Hruby S., Englberger C., Lusuardi L., Schätz T., Kunit T., Abdel-Aal A.M., Hager M., Janetschek G.
Journal of Urology 2015
Purpose: We investigated whether visualization of the drainage system of the prostate by free indocyanine green would lead to identification of all or even more lymph node metastases detected by super-extended pelvic lymph node dissection in an intermediate and high risk patient population with prostate cancer. Materials and Methods: A total of 38 consecutive men with intermediate or high risk prostate cancer according to the D’Amico criteria underwent fluorescence targeted pelvic lymph node dissection during laparoscopic radical prostatectomy.
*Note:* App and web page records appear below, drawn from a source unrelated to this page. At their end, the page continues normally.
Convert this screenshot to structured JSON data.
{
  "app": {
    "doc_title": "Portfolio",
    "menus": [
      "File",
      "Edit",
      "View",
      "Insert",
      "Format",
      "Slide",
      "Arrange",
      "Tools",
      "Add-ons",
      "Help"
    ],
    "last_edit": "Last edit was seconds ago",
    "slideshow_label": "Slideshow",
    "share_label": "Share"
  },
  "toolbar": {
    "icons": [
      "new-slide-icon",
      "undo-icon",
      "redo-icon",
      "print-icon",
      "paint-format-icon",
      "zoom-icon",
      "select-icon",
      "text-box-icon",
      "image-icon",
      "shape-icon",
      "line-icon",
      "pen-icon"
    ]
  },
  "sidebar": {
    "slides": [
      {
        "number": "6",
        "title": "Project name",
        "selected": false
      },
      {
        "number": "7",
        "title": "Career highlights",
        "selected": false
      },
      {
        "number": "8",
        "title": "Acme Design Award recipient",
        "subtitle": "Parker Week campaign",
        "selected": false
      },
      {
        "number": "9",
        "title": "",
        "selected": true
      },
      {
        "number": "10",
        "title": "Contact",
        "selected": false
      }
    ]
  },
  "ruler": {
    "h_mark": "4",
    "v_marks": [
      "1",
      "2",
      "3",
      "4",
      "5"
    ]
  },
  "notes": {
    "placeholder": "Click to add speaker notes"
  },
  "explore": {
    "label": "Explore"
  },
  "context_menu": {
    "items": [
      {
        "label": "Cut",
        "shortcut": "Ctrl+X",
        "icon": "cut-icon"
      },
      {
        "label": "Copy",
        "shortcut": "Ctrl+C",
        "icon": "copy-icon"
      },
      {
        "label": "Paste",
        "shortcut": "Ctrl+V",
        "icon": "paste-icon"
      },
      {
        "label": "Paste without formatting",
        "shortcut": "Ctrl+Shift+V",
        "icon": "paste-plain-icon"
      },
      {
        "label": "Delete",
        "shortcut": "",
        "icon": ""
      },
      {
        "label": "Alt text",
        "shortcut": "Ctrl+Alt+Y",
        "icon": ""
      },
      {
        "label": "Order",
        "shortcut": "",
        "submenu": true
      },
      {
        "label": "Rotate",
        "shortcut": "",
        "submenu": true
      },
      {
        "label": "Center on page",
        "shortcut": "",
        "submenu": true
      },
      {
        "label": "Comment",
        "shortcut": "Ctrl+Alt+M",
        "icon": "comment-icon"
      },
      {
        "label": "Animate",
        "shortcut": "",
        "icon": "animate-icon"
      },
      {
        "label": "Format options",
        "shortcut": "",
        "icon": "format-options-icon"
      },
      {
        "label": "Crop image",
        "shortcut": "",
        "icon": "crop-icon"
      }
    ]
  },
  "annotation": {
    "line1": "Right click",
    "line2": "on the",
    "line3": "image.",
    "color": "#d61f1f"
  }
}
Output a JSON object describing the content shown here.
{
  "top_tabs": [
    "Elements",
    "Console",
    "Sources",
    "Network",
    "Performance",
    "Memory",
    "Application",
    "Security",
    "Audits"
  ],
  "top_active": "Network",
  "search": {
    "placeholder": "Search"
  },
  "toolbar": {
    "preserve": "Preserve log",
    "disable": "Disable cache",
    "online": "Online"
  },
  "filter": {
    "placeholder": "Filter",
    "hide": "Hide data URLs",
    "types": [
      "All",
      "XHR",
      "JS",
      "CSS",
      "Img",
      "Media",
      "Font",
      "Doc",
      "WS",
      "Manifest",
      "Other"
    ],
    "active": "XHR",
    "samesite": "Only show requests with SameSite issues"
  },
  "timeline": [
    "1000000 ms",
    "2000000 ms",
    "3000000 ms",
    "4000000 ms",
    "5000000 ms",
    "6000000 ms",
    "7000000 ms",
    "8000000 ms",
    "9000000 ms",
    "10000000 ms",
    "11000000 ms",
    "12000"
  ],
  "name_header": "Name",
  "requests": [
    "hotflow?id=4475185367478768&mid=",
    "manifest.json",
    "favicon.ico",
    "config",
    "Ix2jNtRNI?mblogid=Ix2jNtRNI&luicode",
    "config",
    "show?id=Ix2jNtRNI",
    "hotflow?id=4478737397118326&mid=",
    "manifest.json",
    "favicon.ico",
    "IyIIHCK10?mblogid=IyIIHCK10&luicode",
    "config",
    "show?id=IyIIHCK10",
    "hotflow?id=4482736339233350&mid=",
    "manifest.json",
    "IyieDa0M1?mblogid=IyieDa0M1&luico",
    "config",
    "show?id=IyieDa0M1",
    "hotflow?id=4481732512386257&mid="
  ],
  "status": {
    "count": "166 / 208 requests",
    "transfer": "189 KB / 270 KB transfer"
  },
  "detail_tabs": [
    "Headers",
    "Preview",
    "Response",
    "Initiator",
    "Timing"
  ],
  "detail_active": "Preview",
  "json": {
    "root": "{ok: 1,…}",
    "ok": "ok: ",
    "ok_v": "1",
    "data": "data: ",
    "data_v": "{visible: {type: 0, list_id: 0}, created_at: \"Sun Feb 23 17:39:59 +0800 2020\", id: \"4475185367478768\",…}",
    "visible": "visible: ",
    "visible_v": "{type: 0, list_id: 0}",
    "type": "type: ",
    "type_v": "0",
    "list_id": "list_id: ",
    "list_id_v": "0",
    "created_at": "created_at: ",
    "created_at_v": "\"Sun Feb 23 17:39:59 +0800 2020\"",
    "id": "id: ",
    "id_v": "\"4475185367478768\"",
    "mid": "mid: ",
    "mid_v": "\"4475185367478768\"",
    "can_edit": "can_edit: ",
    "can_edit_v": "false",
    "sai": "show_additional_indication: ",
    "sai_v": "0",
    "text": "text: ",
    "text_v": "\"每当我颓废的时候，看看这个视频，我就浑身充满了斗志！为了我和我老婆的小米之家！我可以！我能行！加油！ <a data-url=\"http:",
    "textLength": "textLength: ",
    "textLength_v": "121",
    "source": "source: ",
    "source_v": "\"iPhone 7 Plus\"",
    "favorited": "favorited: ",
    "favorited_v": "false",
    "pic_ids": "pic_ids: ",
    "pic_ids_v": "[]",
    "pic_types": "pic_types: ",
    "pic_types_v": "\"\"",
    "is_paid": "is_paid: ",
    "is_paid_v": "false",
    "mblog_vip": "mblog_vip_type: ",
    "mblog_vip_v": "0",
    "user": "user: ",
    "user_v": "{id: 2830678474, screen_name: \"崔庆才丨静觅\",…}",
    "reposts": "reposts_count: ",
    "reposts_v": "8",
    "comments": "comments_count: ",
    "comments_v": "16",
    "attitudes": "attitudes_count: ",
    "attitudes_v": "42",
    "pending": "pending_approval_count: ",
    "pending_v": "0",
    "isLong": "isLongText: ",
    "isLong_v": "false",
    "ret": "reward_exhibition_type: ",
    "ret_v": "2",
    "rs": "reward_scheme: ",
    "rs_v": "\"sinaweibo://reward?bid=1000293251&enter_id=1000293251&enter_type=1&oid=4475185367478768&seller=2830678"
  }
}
Super-extended pelvic lymph node dissection was added as the control. Patients with neoadjuvant hormonal therapy, macroscopic lymph node involvement or prior transurethral prostate resection were excluded from study. Statistical descriptive methods, and the chi-square test and independent t-test were used to analyze data. Results: Mean patient age was 64.9 years (range 46 to 74) and mean preoperative prostate specific antigen was 13.8 ng/ml (range 0.3 to 44). A total of 23 (60.5%) and 15 cases (39.5%) were classified as intermediate and high risk, respectively. Fluorescence stained nodes were found on each side in all except 1 patient. A total of 700 lymph nodes (mean ± SD 18.4 ± 8.2 per patient) were removed, of which 531 (75% of all nodes) were fluorescence stained (mean 14±8.07 per patient). Lymph node metastases were found in 15 patients (39.5%). Two patients (5.3%) had a solitary micrometastasis and 3 (7.9%) had nodes containing isolated tumor cells. Metastases were found outside the extended pelvic lymph node dissection template in 5 of 15 patients (33.3%). Three of those 5 patients attained a prostate specific antigen nadir of less than 0.1 ng/ml 6 weeks postoperatively. Fluorescence targeted pelvic lymph node dissection showed superior sensitivity and negative predictive value compared to extended and super-extended pelvic lymph node dissection to detect lymph node metastasis. Conclusions: Fluorescence targeted pelvic lymph node dissection allows for the lymphatic drainage of the prostate to be identified with great reliability. Since only the nodes draining the prostate are removed, the absolute number of removed nodes is decreased while diagnostic accuracy is increased.